## DATASET ENTRIES
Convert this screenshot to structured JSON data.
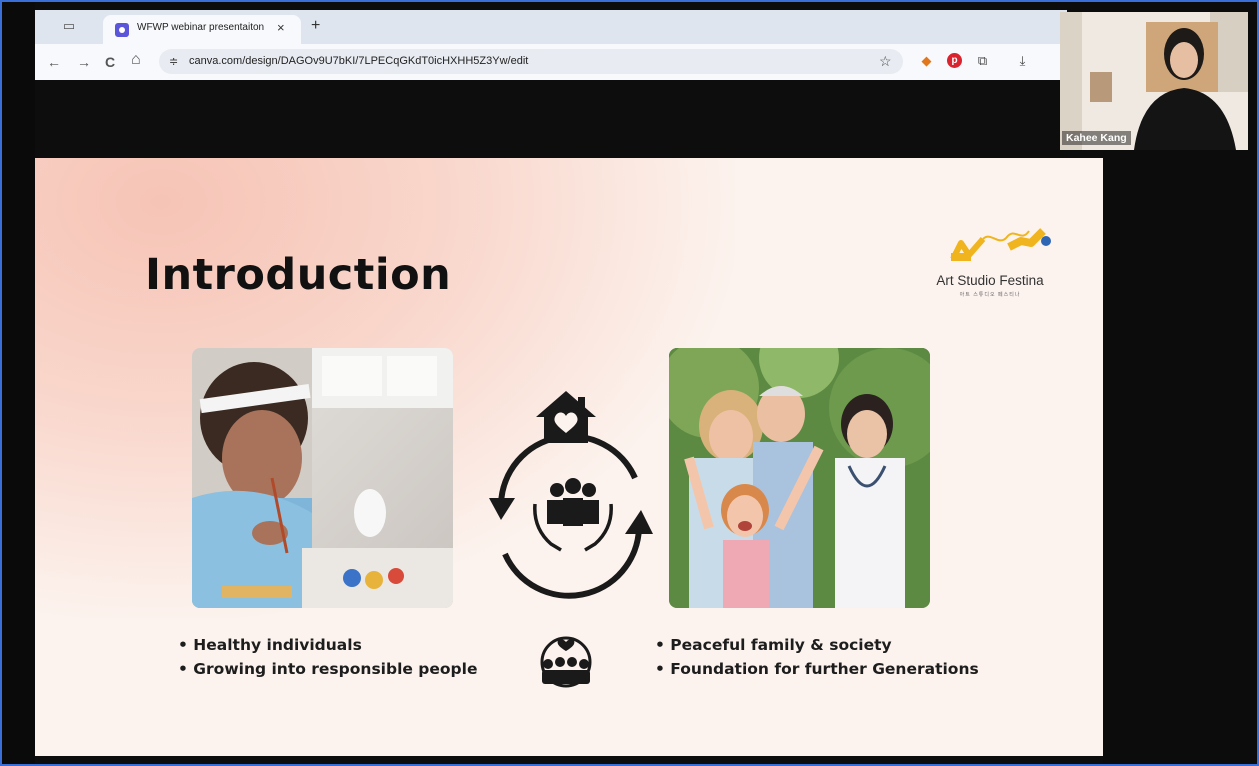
{
  "browser": {
    "tab_title": "WFWP webinar presentaiton",
    "tab_close": "×",
    "new_tab": "+",
    "url": "canva.com/design/DAGOv9U7bKI/7LPECqGKdT0icHXHH5Z3Yw/edit",
    "nav": {
      "back": "←",
      "forward": "→",
      "reload": "C",
      "home": "⌂"
    },
    "site_info_icon": "tune-icon",
    "bookmark_icon": "star-icon",
    "extensions": [
      "metamask-icon",
      "pinterest-icon",
      "puzzle-icon",
      "download-icon"
    ]
  },
  "slide": {
    "title": "Introduction",
    "logo": {
      "name": "Art Studio Festina",
      "subtitle": "아트 스튜디오 페스티나",
      "colors": [
        "#f0b41e",
        "#2f66b3"
      ]
    },
    "bullets_left": [
      "• Healthy individuals",
      "• Growing into responsible people"
    ],
    "bullets_right": [
      "• Peaceful family & society",
      "• Foundation for further Generations"
    ],
    "icons": [
      "house-heart-icon",
      "cycle-arrows-icon",
      "family-in-hands-icon",
      "community-globe-icon"
    ]
  },
  "webcam": {
    "participant_name": "Kahee Kang"
  },
  "colors": {
    "accent_frame": "#3a6fd8",
    "slide_bg": "#fcf3ee",
    "slide_glow": "#f6c4b6"
  }
}
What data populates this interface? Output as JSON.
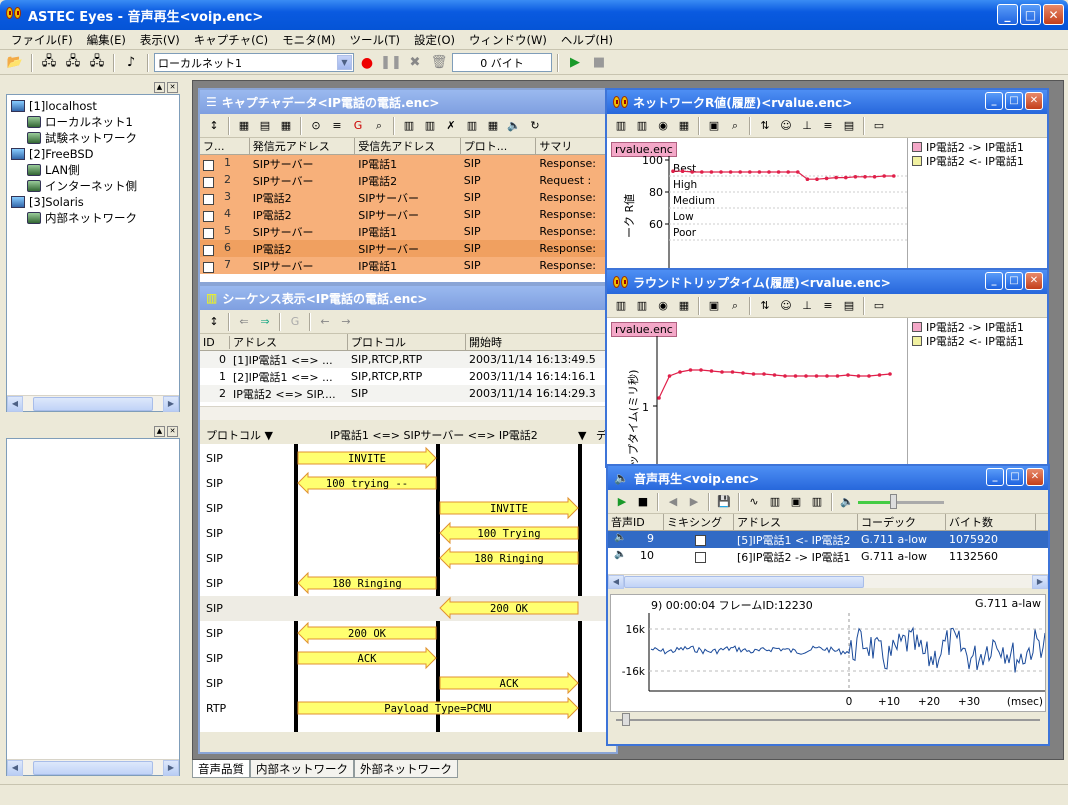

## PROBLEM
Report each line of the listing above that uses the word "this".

## ANSWER SPACE
Convert this screenshot to structured JSON data.
What data populates this interface? Output as JSON.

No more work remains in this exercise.